But the "increasingly managerialist" approach to higher education - including the research assessment exercise and teaching quality assessment - "tend to reduce autonomy, while financial constraints affect physical work conditions and the ability to participate in the wider academic community". This "exacerbates" recruitment and retention problems.
Low risk of retirement crisis
There is no "demographic time bomb" in higher education, according to the study. Having weighed up staff data from 2001-02, the NIESR researchers conclude that there is "no budge in staff approaching retirement" and that the "age profile of academics is similar to that of the workforce as a whole".
The mean ages of male and female academics are 43 and 40 respectively. The study found that 54 per cent of staff at old universities are aged under 40, compared with 32 per cent at new institutions.
Nevertheless, the report also warns of significant variations in the age profile of university departments, "with the proportion of staff set to retire in the next five years (ranging) from under 10 per cent to over 25 per cent". The overall conclusion echoes that of a Higher Education Funding Council for England study undertaken in 2002.
Both studies also agree that the exceptions to the general picture are mathematics, physics and engineering, where an increase in recruitment rates is required to maintain current numbers.
But the NIESR report says that while 5 per cent of institutions experienced difficulties in filling job vacancies in 1998, 20 per cent reported problems in 2001.
The problems were most acute in disciplines that compete with the private sector for recruits, such as law, information technology and engineering.
Staff in English or classics departments feel the strongest vocational pull to an academic career, the study concludes.
The survey found that 81 per cent of academics in English and classics had "very much wanted an academic career" before achieving their goal, compared with 68 per cent in maths, 59 per cent in medicine and dentistry, 44 per cent in engineering and just 36 per cent in art and design.

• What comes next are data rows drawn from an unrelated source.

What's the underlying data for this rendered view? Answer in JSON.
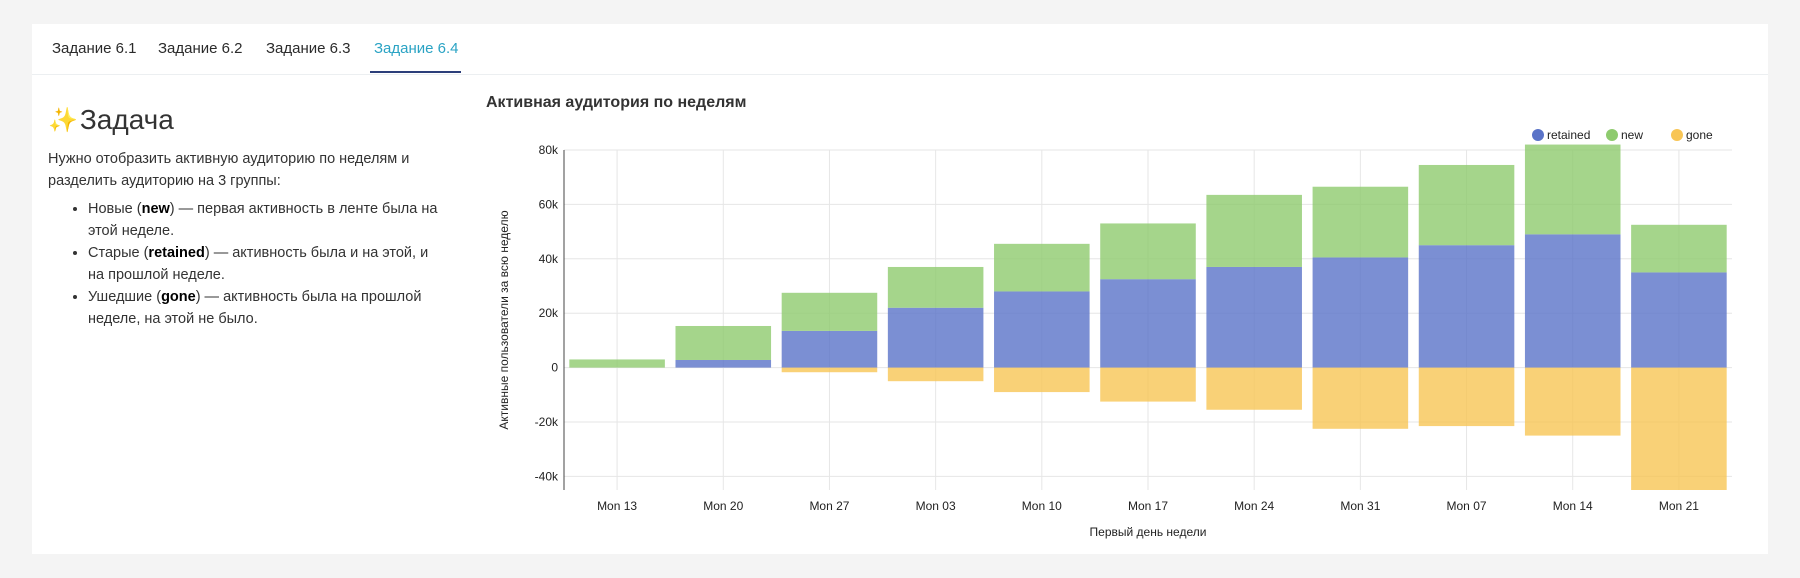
{
  "tabs": [
    {
      "label": "Задание 6.1",
      "active": false
    },
    {
      "label": "Задание 6.2",
      "active": false
    },
    {
      "label": "Задание 6.3",
      "active": false
    },
    {
      "label": "Задание 6.4",
      "active": true
    }
  ],
  "task": {
    "icon": "sparkles-icon",
    "heading": "Задача",
    "intro": "Нужно отобразить активную аудиторию по неделям и разделить аудиторию на 3 группы:",
    "items": [
      {
        "prefix": "Новые (",
        "keyword": "new",
        "suffix": ") — первая активность в ленте была на этой неделе."
      },
      {
        "prefix": "Старые (",
        "keyword": "retained",
        "suffix": ") — активность была и на этой, и на прошлой неделе."
      },
      {
        "prefix": "Ушедшие (",
        "keyword": "gone",
        "suffix": ") — активность была на прошлой неделе, на этой не было."
      }
    ]
  },
  "chart_data": {
    "type": "bar",
    "stacked": true,
    "title": "Активная аудитория по неделям",
    "xlabel": "Первый день недели",
    "ylabel": "Активные пользователи за всю неделю",
    "ylim": [
      -45000,
      80000
    ],
    "yticks": [
      80000,
      60000,
      40000,
      20000,
      0,
      -20000,
      -40000
    ],
    "ytick_labels": [
      "80k",
      "60k",
      "40k",
      "20k",
      "0",
      "-20k",
      "-40k"
    ],
    "categories": [
      "Mon 13",
      "Mon 20",
      "Mon 27",
      "Mon 03",
      "Mon 10",
      "Mon 17",
      "Mon 24",
      "Mon 31",
      "Mon 07",
      "Mon 14",
      "Mon 21"
    ],
    "legend_position": "top-right",
    "grid": true,
    "series": [
      {
        "name": "retained",
        "color": "#5a73c8",
        "values": [
          0,
          2800,
          13500,
          22000,
          28000,
          32500,
          37000,
          40500,
          45000,
          49000,
          35000
        ]
      },
      {
        "name": "new",
        "color": "#8ecb6e",
        "values": [
          3000,
          12500,
          14000,
          15000,
          17500,
          20500,
          26500,
          26000,
          29500,
          33000,
          17500
        ]
      },
      {
        "name": "gone",
        "color": "#f8c555",
        "values": [
          0,
          0,
          -1700,
          -5000,
          -9000,
          -12500,
          -15500,
          -22500,
          -21500,
          -25000,
          -45000
        ]
      }
    ]
  }
}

Some 10 per cent of academics in education departments said they were "not thinking about careers" when they took their first academic post.
Academics teaching in old universities "were likely to have very much wanted an academic career or to continue with research". Staff in new institutions "had wanted to teach or had been lured in through a particularly attractive job".
The NIESR report concludes that "women were less likely to have very much wanted an academic career" than men.
But it also found that research students thought hard about job security before pursuing an academic career. More than half those surveyed said it was "very important" to have a permanent post within two years of getting their degree.
The NIESR team concludes that, in terms of recruitment and retention, fixed-term contracts for researchers may be "short-sighted" and called for "the insecurity facing researchers... to be reduced".